Thursday, 22 February 2007


Last week I asked Sheila Marshall, the dressmaker on Station Street, to alter my daughter Anna’s winter coat. In the spirit of make-do-and-mend I was keen to support a local artisan whose skills will become important when the fossil fuel fiesta winds down. It turns out Sheila had just returned from a trip to China, a package tour that took her to Beijing, Shanghai and beyond. It was like a Hollywood set, she said: from the top deck of the double-decker tour bus, she could see behind the glossy fa├žades into the filthy shanty towns behind, whose roofs were piled high with coal soot. My friend Gordon also told me last week that when villagers enter these shiny new cities, they are rounded up and given work in factories for minimum board and lodging, often never to be seen again (perhaps from choice).

It’s dawning on me that I’ve been supporting economic slavery, without being fully aware of human beings in the Far East making cheap Primark clothes, and of Kenyan mothers growing Valentines flowers for a pittance, killing the great lakes and soils of African lands, and their history and community. It’s more insidious than forced labour: sometimes the great economic beast of western consumption just makes it so. So. That’s it. I’m going local for clothes. On the whole, I’ll be buying from some of the great ethical shops in Lewes: Gossypium and Susanna Wolf, along with second hand clothes: Roundabout, Stock Exchange, Barefoot Herbs, as well as all the great charity shops around. I hear M&S is investing in fair-trade cotton too; organic knickers, why not? Apparently, it's the bicentennial year of the abolition of slavery. I wish.

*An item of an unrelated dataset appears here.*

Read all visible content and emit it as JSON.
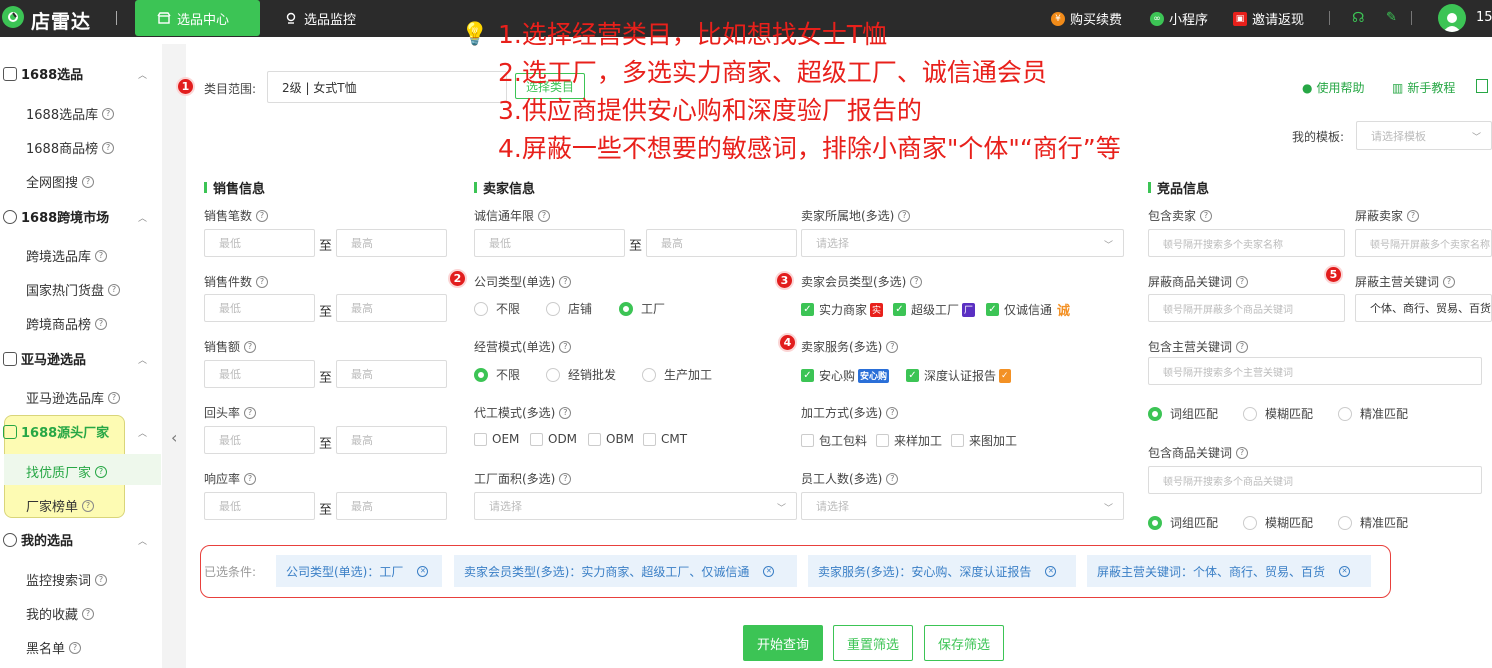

Thursday, 8 February 2007

We belong to the earth

I’ve just had an Emperor's New Clothes moment. In deep despair this weekend over the UN report, I was thinking and dreaming about how we humans were going to turn this beast around in time to avert unimaginable cross-species suffering by 2100. With our leaders not only in denial but in the case of Bush and his neocons, appearing to be deliberately ‘bringing on’ Armageddon, things look bleak.

It’s not a great stretch to understand that cutting CO2 emissions means a planned descent from fossil fuel use. And unless we move en masse to nuclear or renewables (both of which are problematic large-scale) this means the economy - so closely linked to oil and gas production - has to turn the peak towards terminal decline. But that very solution for the biosphere is also the greatest fear of governments and corporations, whose lifeblood is economic growth. I spoke to Chris Skrebowski, Editor of the Petroleum Review, on Sunday inviting him to speak about peak oil in the Transition Town Lewes programme later this spring. He confirmed this and more: our leaders will not make the first move. Many people have been saying, and it was reiterated at the Soil Association conference: change will start from the individuals, communities and organisations who don't have as vested an interest in endless growth.Which is what gives me the greatest hope: we are moving towards a paradigm shift or turning point, into a new era, when we stop believing that the earth belongs to us and start realising that we belong to the earth.

Thursday, 1 February 2007

Soil Association on message

I’ve just returned from the Soil Association Annual Conference, to which I was invited to speak about Transition Town Lewes. (I also showed Keith’s short film of Lewes people and our oil dependence). The conference was called ‘Preparing for a post-peak oil food and farming future’, and it was an urgent call to action to farmers nationally to look at a very different reality. It brought home just how dependent we are on farmers for our survival. Growing your own is a skilled job - believe me, I’ve tried it.

Our current culture has made us massively de-skilled and vulnerable, in the face of great uncertainties. We’re also dependent on transport and supermarkets. Remember the lorry strikes of 2000: the supermarket shelves started to empty after two days and within a week, local food supply would have dried up completely. Our leaders are talking, theoretically at least, about a 70% reduction in carbon emissions by 2030 and unless we segue to nuclear, this means a crash diet from oil use. What on earth will that entail? It’s encouraging that a major body such as the Soil Association is starting to look this issue in the eye. If we are to eat in the coming decades, and in order to stop the planet burning, we will need a massive shift in habits. One speaker said up to 20% of the population will take up farming. There was a strange sense of optimism at the end of the conference. Are we ready to let go of our addictions? There’s everything to lose. Listen to keynote conference speaker Vadana Shiva